I occasionally went over to the creek to admire its power and play Pooh Sticks. At one creek side I encountered a small "flock" of butterflies. Many butterfly species sip minerals from wet dirt and mud and this is the time of year it is easy to get somewhat near to observe. I was able to sit down and watch the little blue butterflies but they were too jittery to get good photos.








I continued on until I got to a trail junction the book said was 5 1/2 miles. I had some beautiful views of open sky and canyon walls.






I pulled out my phone and was amazed that I actually had an active screen in this remote area. I also saw that it was 2:50! I had been on the trail 5 1/2 hours.


I knew I best tear myself away. I headed back down trail and tried not to stop... to much



This fine butterfly, a Green Comma, was lazy in the late day sun and I was able to get a decent picture.



I encountered a flock of small blue butterflies that flew up from the ground like confetti. They allowed me to sit down next to the moist spot they were sipping on and I got some nice pictures. They are Spring Azure.
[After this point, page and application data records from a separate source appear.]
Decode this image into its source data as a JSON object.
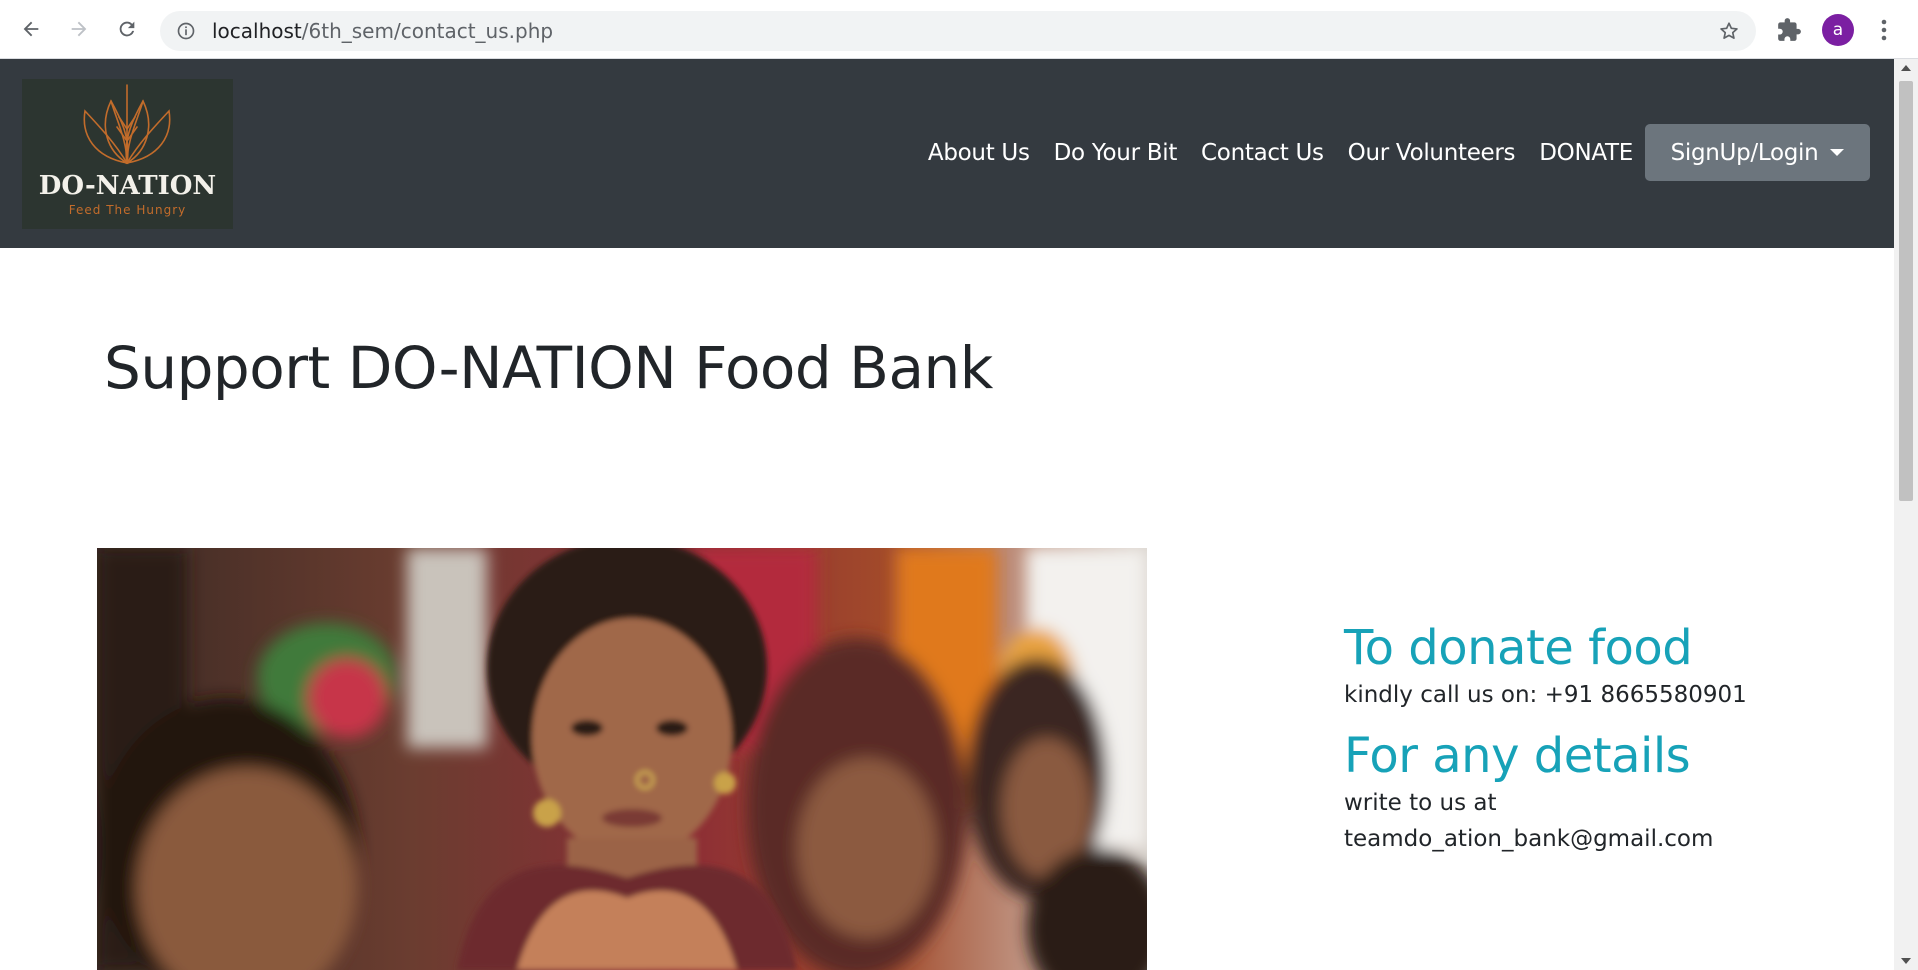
{
  "browser": {
    "url_host": "localhost",
    "url_path": "/6th_sem/contact_us.php",
    "profile_initial": "a"
  },
  "site": {
    "logo": {
      "brand": "DO-NATION",
      "tagline": "Feed The Hungry"
    },
    "nav": {
      "items": [
        {
          "label": "About Us"
        },
        {
          "label": "Do Your Bit"
        },
        {
          "label": "Contact Us"
        },
        {
          "label": "Our Volunteers"
        },
        {
          "label": "DONATE"
        }
      ],
      "signup_label": "SignUp/Login"
    }
  },
  "main": {
    "title": "Support DO-NATION Food Bank",
    "contact": {
      "donate_heading": "To donate food",
      "donate_text": "kindly call us on: +91 8665580901",
      "details_heading": "For any details",
      "details_text_line1": "write to us at",
      "details_text_line2": "teamdo_ation_bank@gmail.com"
    }
  },
  "colors": {
    "navbar": "#343a40",
    "accent": "#17a2b8",
    "button": "#6c757d",
    "logo_orange": "#c26c2b"
  }
}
It took me 1 hour and 15 minutes to get back to the car. This does not count the time spent talking to two fellows about the trail and the mushrooms. They convinced me Coral Mushroom is good eating.

Sunday came as promised. Rainy and dreary. After a breakfast of sauteed Coral with egg I headed back east of the mountains. I had a couple places in mind and I would decide when I got there. I figured the rain would be stopped by the time I got to Easton... or Cle Elum...


or not


I threw in the towel figuring perhaps if I went north a ways the rain would stop


or not


I need to add a poncho to the "backpack for every purpose" that should be living in the trunk.


I returned to the Blue Creek Trail that climbs to Red Top. This was a feature write up in the Native Plant Society newsletter. I knew Red Top from a visit last summer and wanted to see Washington Twinpod in bloom. I located some Mountain Ladyslipper orchids that the author said should be in a location. They are not yet blooming. Indeed everything in this area seems to be a few weeks off schedule. On this trail the only flowers open seemed to be the yellow Glacier Lily and violets, very early spring flowers. There was still snow in some of the north facing slopes.






Along the very steep trail I did find some wonderful Ponderosa Pines with lower limbs frosted with moss. I loved the look.






Near the top I did find some Twinpod starting to bloom. I will have to return and get the plants in full bloom to complete my set of photos of this curious flower.






I also lost the trail, which the author said was easy to do. With the clearing of the weather and the dampness of myself I felt done.





I had a good 1000 feet/1 mile stretch of the legs and my pockets were full of Morels. I knew if I left now I could be in range of the NPR station that broadcasts "The Splendid Table" at 200pm. That always puts me in the mood. Sunday there was even a discussion of light red wines for Summer. Getting home by three I had decided I would fricassee the mushrooms with chicken and onion. I stopped at the store form some shallots and a nice Spanish Crianza.


I used a bit too much Rosemary